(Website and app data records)

▽

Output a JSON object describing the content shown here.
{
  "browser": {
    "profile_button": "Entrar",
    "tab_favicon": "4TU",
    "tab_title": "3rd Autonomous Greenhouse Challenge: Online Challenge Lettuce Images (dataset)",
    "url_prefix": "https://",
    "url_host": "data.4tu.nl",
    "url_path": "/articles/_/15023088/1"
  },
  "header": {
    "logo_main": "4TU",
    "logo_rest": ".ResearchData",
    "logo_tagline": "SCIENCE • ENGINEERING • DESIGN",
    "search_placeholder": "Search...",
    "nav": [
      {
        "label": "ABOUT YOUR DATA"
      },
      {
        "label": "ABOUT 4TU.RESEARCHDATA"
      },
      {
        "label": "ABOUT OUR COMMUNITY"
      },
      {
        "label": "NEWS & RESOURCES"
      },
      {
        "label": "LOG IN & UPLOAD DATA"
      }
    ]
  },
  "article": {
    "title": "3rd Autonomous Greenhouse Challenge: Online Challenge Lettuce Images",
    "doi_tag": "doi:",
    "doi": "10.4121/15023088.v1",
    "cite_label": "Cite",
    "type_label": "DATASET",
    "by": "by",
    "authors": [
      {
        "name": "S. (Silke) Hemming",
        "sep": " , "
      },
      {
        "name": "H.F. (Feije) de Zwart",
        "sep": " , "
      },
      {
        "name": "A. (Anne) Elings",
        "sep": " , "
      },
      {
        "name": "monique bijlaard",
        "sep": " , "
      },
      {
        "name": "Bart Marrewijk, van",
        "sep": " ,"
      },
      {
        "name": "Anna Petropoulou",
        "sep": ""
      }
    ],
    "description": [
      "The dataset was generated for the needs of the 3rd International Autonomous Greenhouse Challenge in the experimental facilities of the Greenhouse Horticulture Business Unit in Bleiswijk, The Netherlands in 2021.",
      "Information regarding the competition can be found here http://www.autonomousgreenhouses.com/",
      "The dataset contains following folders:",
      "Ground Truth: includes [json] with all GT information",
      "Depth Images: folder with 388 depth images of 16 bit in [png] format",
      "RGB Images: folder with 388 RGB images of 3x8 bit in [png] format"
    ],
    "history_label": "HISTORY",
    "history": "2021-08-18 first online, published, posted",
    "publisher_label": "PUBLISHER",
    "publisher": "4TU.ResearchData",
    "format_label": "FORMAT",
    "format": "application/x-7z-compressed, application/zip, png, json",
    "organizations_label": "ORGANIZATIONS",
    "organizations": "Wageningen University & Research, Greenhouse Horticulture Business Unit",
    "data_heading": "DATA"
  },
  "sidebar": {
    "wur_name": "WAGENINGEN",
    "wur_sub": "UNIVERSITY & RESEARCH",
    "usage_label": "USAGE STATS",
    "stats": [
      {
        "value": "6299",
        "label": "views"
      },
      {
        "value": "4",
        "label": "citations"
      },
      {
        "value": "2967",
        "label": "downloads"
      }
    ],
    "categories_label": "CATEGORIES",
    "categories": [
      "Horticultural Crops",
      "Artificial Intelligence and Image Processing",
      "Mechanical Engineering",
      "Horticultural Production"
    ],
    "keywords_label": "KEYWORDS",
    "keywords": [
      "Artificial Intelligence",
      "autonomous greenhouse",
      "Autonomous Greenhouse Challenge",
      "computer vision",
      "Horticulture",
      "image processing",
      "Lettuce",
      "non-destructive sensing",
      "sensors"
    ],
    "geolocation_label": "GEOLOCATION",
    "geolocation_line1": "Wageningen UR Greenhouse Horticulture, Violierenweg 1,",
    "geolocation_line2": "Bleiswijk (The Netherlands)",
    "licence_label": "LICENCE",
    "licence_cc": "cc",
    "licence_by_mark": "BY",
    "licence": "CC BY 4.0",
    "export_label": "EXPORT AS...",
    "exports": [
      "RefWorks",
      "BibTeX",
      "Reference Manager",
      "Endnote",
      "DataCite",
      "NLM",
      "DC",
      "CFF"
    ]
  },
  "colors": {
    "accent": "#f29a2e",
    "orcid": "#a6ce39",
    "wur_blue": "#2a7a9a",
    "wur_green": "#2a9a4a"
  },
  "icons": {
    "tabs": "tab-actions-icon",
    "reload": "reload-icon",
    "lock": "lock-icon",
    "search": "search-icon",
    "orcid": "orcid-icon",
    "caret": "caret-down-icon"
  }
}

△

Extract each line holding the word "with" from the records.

**Response**
      "Ground Truth: includes [json] with all GT information",
      "Depth Images: folder with 388 depth images of 16 bit in [png] format",
      "RGB Images: folder with 388 RGB images of 3x8 bit in [png] format"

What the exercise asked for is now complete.